=== About this task ===
Your response should consist of the full data, set down exactly.

===== Data supplied

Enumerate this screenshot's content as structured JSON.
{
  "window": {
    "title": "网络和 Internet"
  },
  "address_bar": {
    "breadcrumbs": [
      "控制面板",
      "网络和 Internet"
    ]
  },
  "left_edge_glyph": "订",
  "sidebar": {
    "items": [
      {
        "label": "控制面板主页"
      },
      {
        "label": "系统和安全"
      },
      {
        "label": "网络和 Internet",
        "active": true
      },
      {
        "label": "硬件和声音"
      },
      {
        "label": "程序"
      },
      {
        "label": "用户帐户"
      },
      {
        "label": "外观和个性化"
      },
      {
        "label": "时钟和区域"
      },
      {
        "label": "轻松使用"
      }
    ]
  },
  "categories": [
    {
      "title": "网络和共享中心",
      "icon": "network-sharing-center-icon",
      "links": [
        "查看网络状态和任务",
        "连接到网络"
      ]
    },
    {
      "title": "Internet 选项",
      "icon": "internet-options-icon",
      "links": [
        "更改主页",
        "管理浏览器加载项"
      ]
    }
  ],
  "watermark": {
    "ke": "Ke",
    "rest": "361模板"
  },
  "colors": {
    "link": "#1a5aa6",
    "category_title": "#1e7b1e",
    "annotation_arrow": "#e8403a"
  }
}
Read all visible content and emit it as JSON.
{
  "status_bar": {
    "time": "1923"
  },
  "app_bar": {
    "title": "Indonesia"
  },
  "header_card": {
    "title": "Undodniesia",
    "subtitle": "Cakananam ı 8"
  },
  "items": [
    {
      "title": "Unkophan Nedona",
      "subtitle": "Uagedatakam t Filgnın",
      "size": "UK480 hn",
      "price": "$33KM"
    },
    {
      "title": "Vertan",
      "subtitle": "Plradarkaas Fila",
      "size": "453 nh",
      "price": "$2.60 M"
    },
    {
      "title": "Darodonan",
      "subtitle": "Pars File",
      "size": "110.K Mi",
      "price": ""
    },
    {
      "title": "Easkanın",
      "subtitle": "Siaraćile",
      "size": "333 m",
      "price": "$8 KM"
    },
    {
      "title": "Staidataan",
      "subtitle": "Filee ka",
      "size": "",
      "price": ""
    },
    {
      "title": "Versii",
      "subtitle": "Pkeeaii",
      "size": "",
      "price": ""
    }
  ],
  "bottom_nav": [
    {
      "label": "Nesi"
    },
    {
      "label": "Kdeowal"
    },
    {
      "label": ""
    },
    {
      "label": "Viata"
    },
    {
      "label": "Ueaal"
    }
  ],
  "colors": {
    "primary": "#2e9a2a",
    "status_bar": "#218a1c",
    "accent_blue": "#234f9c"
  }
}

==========

=== Answer below ===
Enumerate this screenshot's content as structured JSON.
{
  "window": {
    "title": "网络和 Internet"
  },
  "address_bar": {
    "breadcrumbs": [
      "控制面板",
      "网络和 Internet"
    ]
  },
  "left_edge_glyph": "订",
  "sidebar": {
    "items": [
      {
        "label": "控制面板主页"
      },
      {
        "label": "系统和安全"
      },
      {
        "label": "网络和 Internet",
        "active": true
      },
      {
        "label": "硬件和声音"
      },
      {
        "label": "程序"
      },
      {
        "label": "用户帐户"
      },
      {
        "label": "外观和个性化"
      },
      {
        "label": "时钟和区域"
      },
      {
        "label": "轻松使用"
      }
    ]
  },
  "categories": [
    {
      "title": "网络和共享中心",
      "icon": "network-sharing-center-icon",
      "links": [
        "查看网络状态和任务",
        "连接到网络"
      ]
    },
    {
      "title": "Internet 选项",
      "icon": "internet-options-icon",
      "links": [
        "更改主页",
        "管理浏览器加载项"
      ]
    }
  ],
  "watermark": {
    "ke": "Ke",
    "rest": "361模板"
  },
  "colors": {
    "link": "#1a5aa6",
    "category_title": "#1e7b1e",
    "annotation_arrow": "#e8403a"
  }
}
Read all visible content and emit it as JSON.
{
  "status_bar": {
    "time": "1923"
  },
  "app_bar": {
    "title": "Indonesia"
  },
  "header_card": {
    "title": "Undodniesia",
    "subtitle": "Cakananam ı 8"
  },
  "items": [
    {
      "title": "Unkophan Nedona",
      "subtitle": "Uagedatakam t Filgnın",
      "size": "UK480 hn",
      "price": "$33KM"
    },
    {
      "title": "Vertan",
      "subtitle": "Plradarkaas Fila",
      "size": "453 nh",
      "price": "$2.60 M"
    },
    {
      "title": "Darodonan",
      "subtitle": "Pars File",
      "size": "110.K Mi",
      "price": ""
    },
    {
      "title": "Easkanın",
      "subtitle": "Siaraćile",
      "size": "333 m",
      "price": "$8 KM"
    },
    {
      "title": "Staidataan",
      "subtitle": "Filee ka",
      "size": "",
      "price": ""
    },
    {
      "title": "Versii",
      "subtitle": "Pkeeaii",
      "size": "",
      "price": ""
    }
  ],
  "bottom_nav": [
    {
      "label": "Nesi"
    },
    {
      "label": "Kdeowal"
    },
    {
      "label": ""
    },
    {
      "label": "Viata"
    },
    {
      "label": "Ueaal"
    }
  ],
  "colors": {
    "primary": "#2e9a2a",
    "status_bar": "#218a1c",
    "accent_blue": "#234f9c"
  }
}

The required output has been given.